A lot of people have been told that they can just take a class or two, and there are tons of online scams offering certifications and licenses that will supposedly make candidates prime material for FBI acceptance.

The truth is that it just isn’t that simple. Work in the FBI is extremely prestigious and extremely difficult and, as such, not everyone can or should be allowed to do it. In addition to meeting several requirements, prospective FBI agents also have to possess a full on education, not just the kind that can be earned from taking a class or two.

In fact, it is required that all FBI agents have at least a bachelor’s degree from an accredited college, university, or other institution. Even then, higher level degrees, such as master’s degrees and PhDs are preferred and encouraged.

While a certification program might be useful in helping you to supplement an education that is unrelated to FBI service or to help you determine whether or not a career in the field is right for you, it is in no way a substitute for a real college education.

One good piece of information, though, is that you can really major in absolutely anything that you want.
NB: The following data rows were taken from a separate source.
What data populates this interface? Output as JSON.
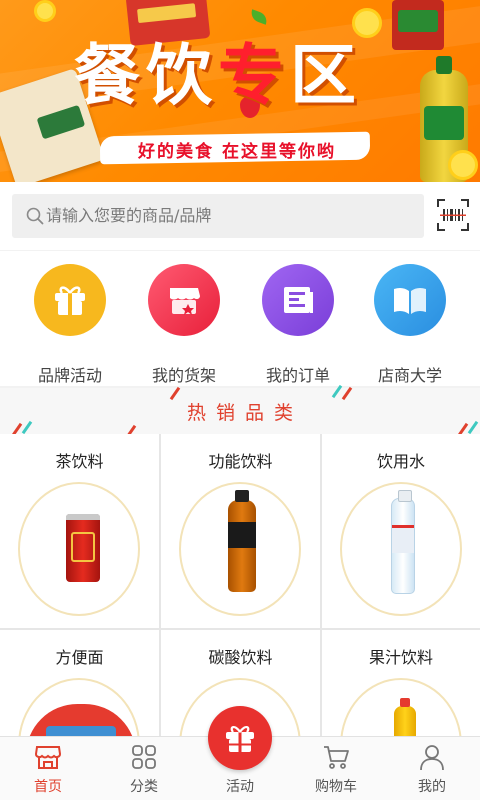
{
  "banner": {
    "title_part1": "餐饮",
    "title_part2": "专",
    "title_part3": "区",
    "subtitle": "好的美食 在这里等你哟"
  },
  "search": {
    "placeholder": "请输入您要的商品/品牌"
  },
  "quick_menu": [
    {
      "label": "品牌活动",
      "icon": "gift-icon",
      "color": "#f7b81e"
    },
    {
      "label": "我的货架",
      "icon": "store-shelf-icon",
      "color": "#f0404f"
    },
    {
      "label": "我的订单",
      "icon": "order-list-icon",
      "color": "#8a4ee0"
    },
    {
      "label": "店商大学",
      "icon": "book-icon",
      "color": "#3aa0ea"
    }
  ],
  "hot": {
    "title": "热销品类"
  },
  "categories": [
    {
      "label": "茶饮料",
      "product": "tea-can"
    },
    {
      "label": "功能饮料",
      "product": "energy-drink-bottle"
    },
    {
      "label": "饮用水",
      "product": "water-bottle"
    },
    {
      "label": "方便面",
      "product": "instant-noodle-bowl"
    },
    {
      "label": "碳酸饮料",
      "product": "soda"
    },
    {
      "label": "果汁饮料",
      "product": "juice-bottle"
    }
  ],
  "tabbar": {
    "tabs": [
      {
        "label": "首页",
        "icon": "home-store-icon",
        "active": true
      },
      {
        "label": "分类",
        "icon": "grid-icon",
        "active": false
      },
      {
        "label": "活动",
        "icon": "gift-icon",
        "active": false
      },
      {
        "label": "购物车",
        "icon": "cart-icon",
        "active": false
      },
      {
        "label": "我的",
        "icon": "user-icon",
        "active": false
      }
    ]
  },
  "colors": {
    "accent": "#e0412e",
    "banner": "#ff8a00"
  }
}
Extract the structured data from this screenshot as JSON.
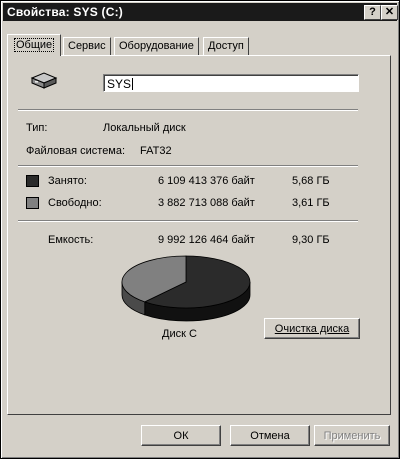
{
  "window": {
    "title": "Свойства: SYS (C:)",
    "help_glyph": "?",
    "close_glyph": "✕"
  },
  "tabs": [
    {
      "label": "Общие",
      "active": true
    },
    {
      "label": "Сервис",
      "active": false
    },
    {
      "label": "Оборудование",
      "active": false
    },
    {
      "label": "Доступ",
      "active": false
    }
  ],
  "general": {
    "drive_icon": "hard-drive-icon",
    "volume_name": "SYS",
    "type_label": "Тип:",
    "type_value": "Локальный диск",
    "fs_label": "Файловая система:",
    "fs_value": "FAT32",
    "used_label": "Занято:",
    "used_bytes": "6 109 413 376 байт",
    "used_size": "5,68 ГБ",
    "free_label": "Свободно:",
    "free_bytes": "3 882 713 088 байт",
    "free_size": "3,61 ГБ",
    "capacity_label": "Емкость:",
    "capacity_bytes": "9 992 126 464 байт",
    "capacity_size": "9,30 ГБ",
    "disk_label": "Диск C",
    "cleanup_button": "Очистка диска"
  },
  "colors": {
    "used": "#2b2b2b",
    "free": "#808080"
  },
  "chart_data": {
    "type": "pie",
    "categories": [
      "Занято",
      "Свободно"
    ],
    "values": [
      6109413376,
      3882713088
    ]
  },
  "footer": {
    "ok": "ОК",
    "cancel": "Отмена",
    "apply": "Применить"
  }
}
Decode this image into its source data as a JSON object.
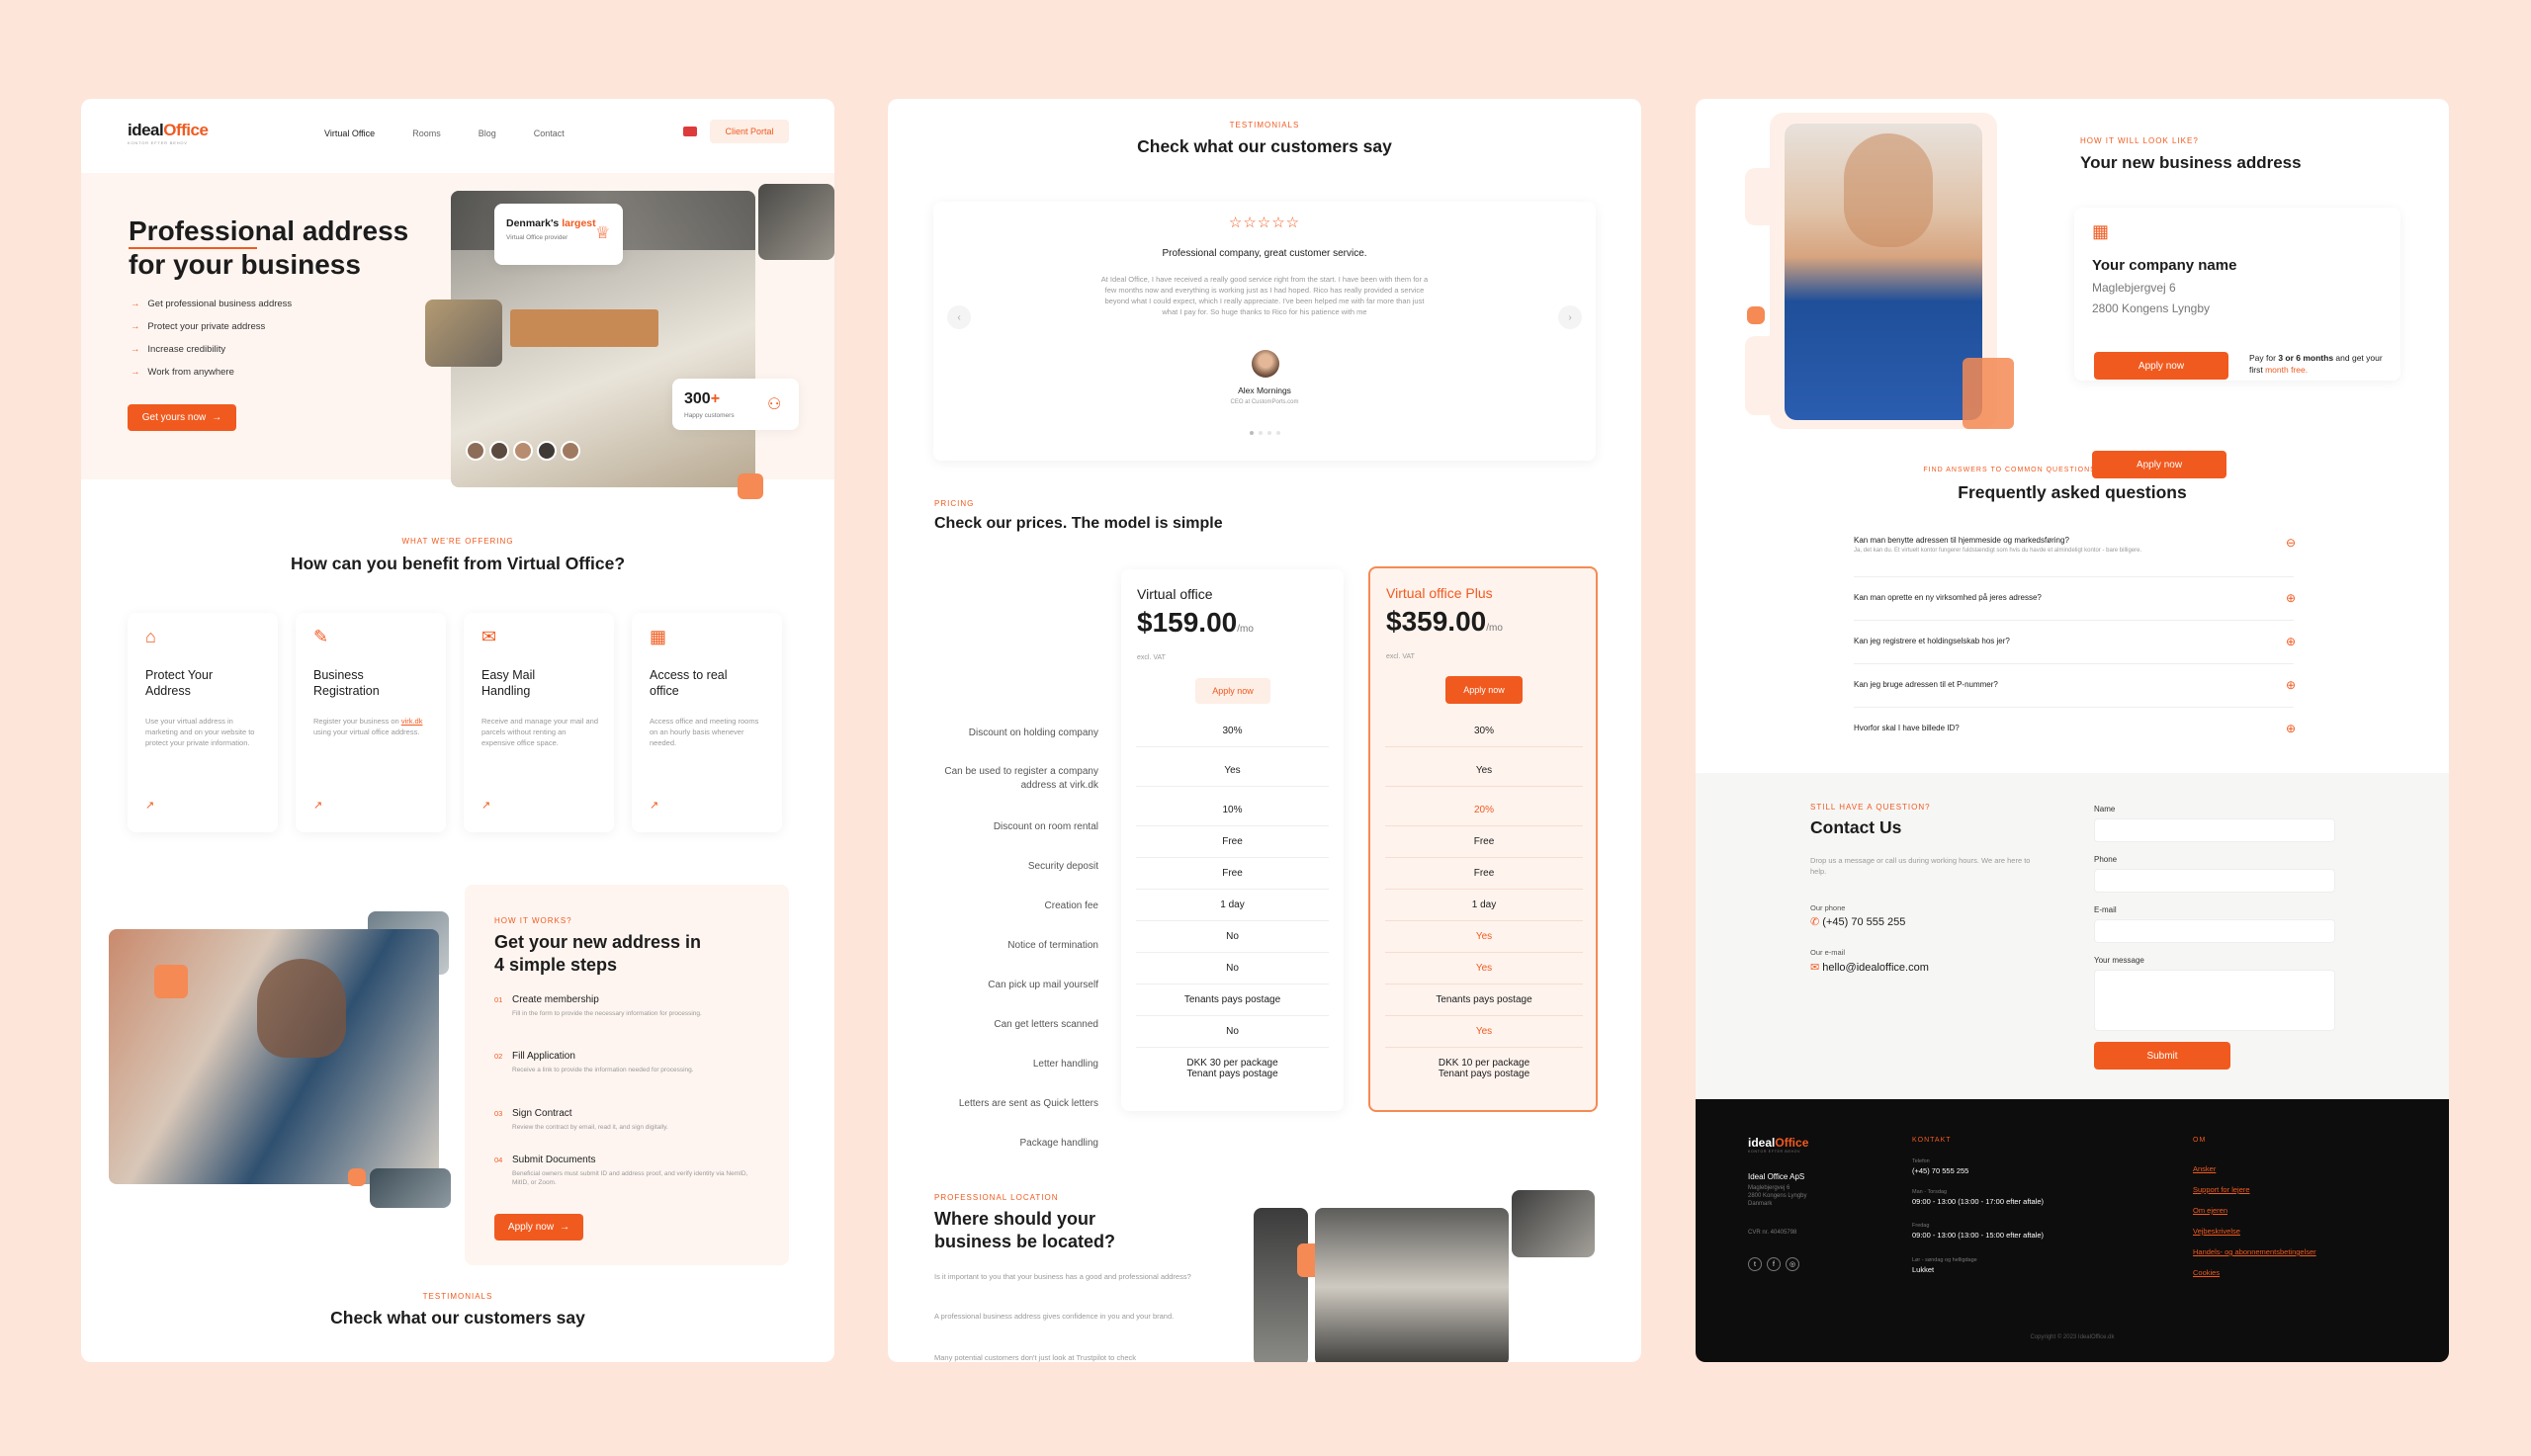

The FBI is interested in having agents from diverse academic backgrounds who can bring different kinds of expertise to the workplace.

Agents should, however, be the best of the best at what they do. And this is not to say, either, that there are not academic areas that are more commonly needed and recruited in the FBI, because there certainly are.

Common academic backgrounds to have before serving in the FBI include computer engineering, general engineering, computer information systems, information technology, higher level mathematics, accounting, finance, chemistry, physics, biology, military studies, criminal studies, criminology, crime scene investigation, criminal investigation, criminal justice, law enforcement, foreign languages, and others that are closely related to specific areas of military service.

If you want to ensure that your college background will be relevant to FBI work, then you will need to do your research and find the related FBI careers that go with your studies. If you can’t find a career dealing with your major or prospective major, you can increase your odds of FBI acceptance by choosing a different path.

Don’t expect, either, to just get your degree and then be an FBI agent the next day. Again, the process is not that quick. In addition to your degree, you will also need to have at least two to three years of real working experience, preferably working experience that is related to the degree that you earned. A good “shortcut” for this if you are looking to start serving quickly, is to earn your work experience at the same time that you earn your degree.

Even after you have completed the academic training and the work experience requirements for admittance to the FBI, you still have to fill out an application. Finding out whether your application was accepted or rejected can take a long time in itself.

Then, once you know, even if you are accepted, you still have to complete intensive training and undergo a battery of psychological, physical, intelligence, and background tests before you can begin serving. Joining the FBI is a long and involved process, so don’t expect it to be easy or to happen in just a few days.